I’ve written before about the importance of re-sharing old blog posts to make sure you get enough mileage out of them. Of course, it’s a waste to work hard on something for several hours – or even days – and then forget about it once it’s been posted.
However, it’s important to remember that you can’t just repost links to your old blog posts without rereading them. Sometimes a typo will be missed in the initial post that you’ll be better able to catch after several weeks or months.
Aside from typos, here are four other things you should look for before re-sharing that old blog post. Continue reading
Nowadays, instead of pictures being worth 1000 words, social media has come to rely on pictures having space for at least a handful of words.
I’ve seen a lot of discussions lately on use of images to catch the eyes of people scrolling by on Facebook or Twitter. Many of those discussions also warn about the danger of scooping images off the internet and using them in your own posts. Ask my friend about that danger. He had to pay a sizable sum to Getty Images because he made that blunder last year. Now, he himself takes many of the photos he uses for his business.
There are many sites where you can access free images, but I’m not here to talk about those. One of the problems I’ve noticed with those sites is that you start to see the same image in posts by dozens of other people. Continue reading
I know many folks have trouble creating blog posts or newsletter articles to promote their businesses. Most of the time, it’s just a matter of figuring out how to get started. Your subject is there, but writing those first two paragraphs can be the most difficult part of the blog writing process.
To help, here are five successful blog post starters to inspire you!
- The personal anecdote – Use something that happened to you as a launching point for a greater theme you want to address, related to your clients. Chances are, if it’s happened to you, it’s happened to them. For example, “Where I Get My Blog Post Ideas,” leads off with my own experience in finding ideas for posts.
Here’s another installment in my series of posts about podcast episodes I’ve listened to recently, along with “my takeaways” from each.
The Accidental Creative Podcast – Todd Henry, “Overcoming Creative Roadblocks”
My takeaways: Henry relates the way a friend’s teacher described the process of a creative endeavor. It’s a U-shape, like standing atop a mountain and looking over at your goal, which is on top of the mountain across a valley. When you start on your journey, you can see your goal clearly. However, when you get down into the valley, that’s where things get thick, and it becomes easy to lose sight of the goal. Henry says the great lie we tell ourselves is that the hardest part of any creative project is getting started but, in reality, the hardest part is in the valley, where we are tested in the following ways. Continue reading

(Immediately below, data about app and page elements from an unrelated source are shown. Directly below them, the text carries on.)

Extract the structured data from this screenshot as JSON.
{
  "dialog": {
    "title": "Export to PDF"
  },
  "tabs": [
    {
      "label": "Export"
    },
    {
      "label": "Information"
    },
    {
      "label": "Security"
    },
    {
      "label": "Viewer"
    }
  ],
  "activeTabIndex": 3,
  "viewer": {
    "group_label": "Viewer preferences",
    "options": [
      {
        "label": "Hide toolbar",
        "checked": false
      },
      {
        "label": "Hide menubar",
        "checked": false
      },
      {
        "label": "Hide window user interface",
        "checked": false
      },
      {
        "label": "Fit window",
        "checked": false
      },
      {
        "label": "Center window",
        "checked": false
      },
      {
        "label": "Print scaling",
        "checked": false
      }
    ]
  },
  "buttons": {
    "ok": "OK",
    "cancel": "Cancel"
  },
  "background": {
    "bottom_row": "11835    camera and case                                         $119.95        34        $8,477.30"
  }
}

I write a lot about blogging because I see it as one of the best ways to demonstrate your value to potential clients. Blogging takes effort. After you click publish, you want to make sure folks see it – and you want to extend its life beyond the hour and day that it is published.
How do you get the most traction from a blog post? Here are some ideas:

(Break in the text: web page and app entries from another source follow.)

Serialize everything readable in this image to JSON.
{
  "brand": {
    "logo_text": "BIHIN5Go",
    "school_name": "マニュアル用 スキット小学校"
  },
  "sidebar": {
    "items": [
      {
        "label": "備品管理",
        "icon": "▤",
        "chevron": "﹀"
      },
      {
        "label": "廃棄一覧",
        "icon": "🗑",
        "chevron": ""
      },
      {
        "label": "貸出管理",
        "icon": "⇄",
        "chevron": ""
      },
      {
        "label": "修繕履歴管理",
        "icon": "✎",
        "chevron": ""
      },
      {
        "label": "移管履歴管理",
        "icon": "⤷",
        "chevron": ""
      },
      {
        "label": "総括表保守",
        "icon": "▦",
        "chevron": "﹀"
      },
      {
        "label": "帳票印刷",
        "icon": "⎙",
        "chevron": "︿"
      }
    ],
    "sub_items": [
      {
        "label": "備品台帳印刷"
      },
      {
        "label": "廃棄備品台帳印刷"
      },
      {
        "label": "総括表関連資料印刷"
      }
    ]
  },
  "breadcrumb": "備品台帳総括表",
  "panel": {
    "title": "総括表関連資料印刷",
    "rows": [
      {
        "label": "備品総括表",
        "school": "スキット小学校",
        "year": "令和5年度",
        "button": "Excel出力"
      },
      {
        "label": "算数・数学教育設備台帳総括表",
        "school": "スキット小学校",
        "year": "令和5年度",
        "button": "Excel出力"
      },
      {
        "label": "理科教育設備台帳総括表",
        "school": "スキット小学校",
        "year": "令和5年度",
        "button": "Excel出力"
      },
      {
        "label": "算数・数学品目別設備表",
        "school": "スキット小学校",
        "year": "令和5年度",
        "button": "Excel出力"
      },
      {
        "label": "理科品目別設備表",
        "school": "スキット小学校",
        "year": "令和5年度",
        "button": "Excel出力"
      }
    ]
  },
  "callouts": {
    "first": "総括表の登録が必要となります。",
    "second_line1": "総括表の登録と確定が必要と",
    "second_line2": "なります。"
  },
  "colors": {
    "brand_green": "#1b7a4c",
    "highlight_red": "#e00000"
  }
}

* Post a link to it from your social media channels, such as your Facebook page, Twitter account, Google+, LinkedIn, etc. Continue reading
There are dozens – if not hundreds – of web sites that offer information about how to come up with ideas for blog posts. They list tips like “Use insights gathered from or related to a popular movie or TV show” or “Write a how-to post based on your expertise.”
I admit that I’ve been amassing a wealth of these types of tips. I’ve even checked out a few of the “random blog post idea generator” web sites that are out there. But I haven’t used any of them yet. I am not ruling out the possibility of ever using these resources for ideas, but let me share with you my personal sources.
Where do I get my blog post ideas? Continue reading
Many companies have several employees who regularly contribute posts to the company blog. But how do you make sure that all of your bloggers are “on the same page” when it comes to frequently used terms, corporate lingo, and tone?
I copy edit blog posts for several clients, and I recommend the use of a “Brand Style Guide” that can either be distributed to all of the bloggers, or simply used by the copy editor (whose job it is to ensure consistency throughout all of the company’s marketing text – both digital and print).
What goes into the style guide? Here are a few of the things I regularly include for my clients, and which I highly recommend if you want to start setting up a style guide for your own company. Continue reading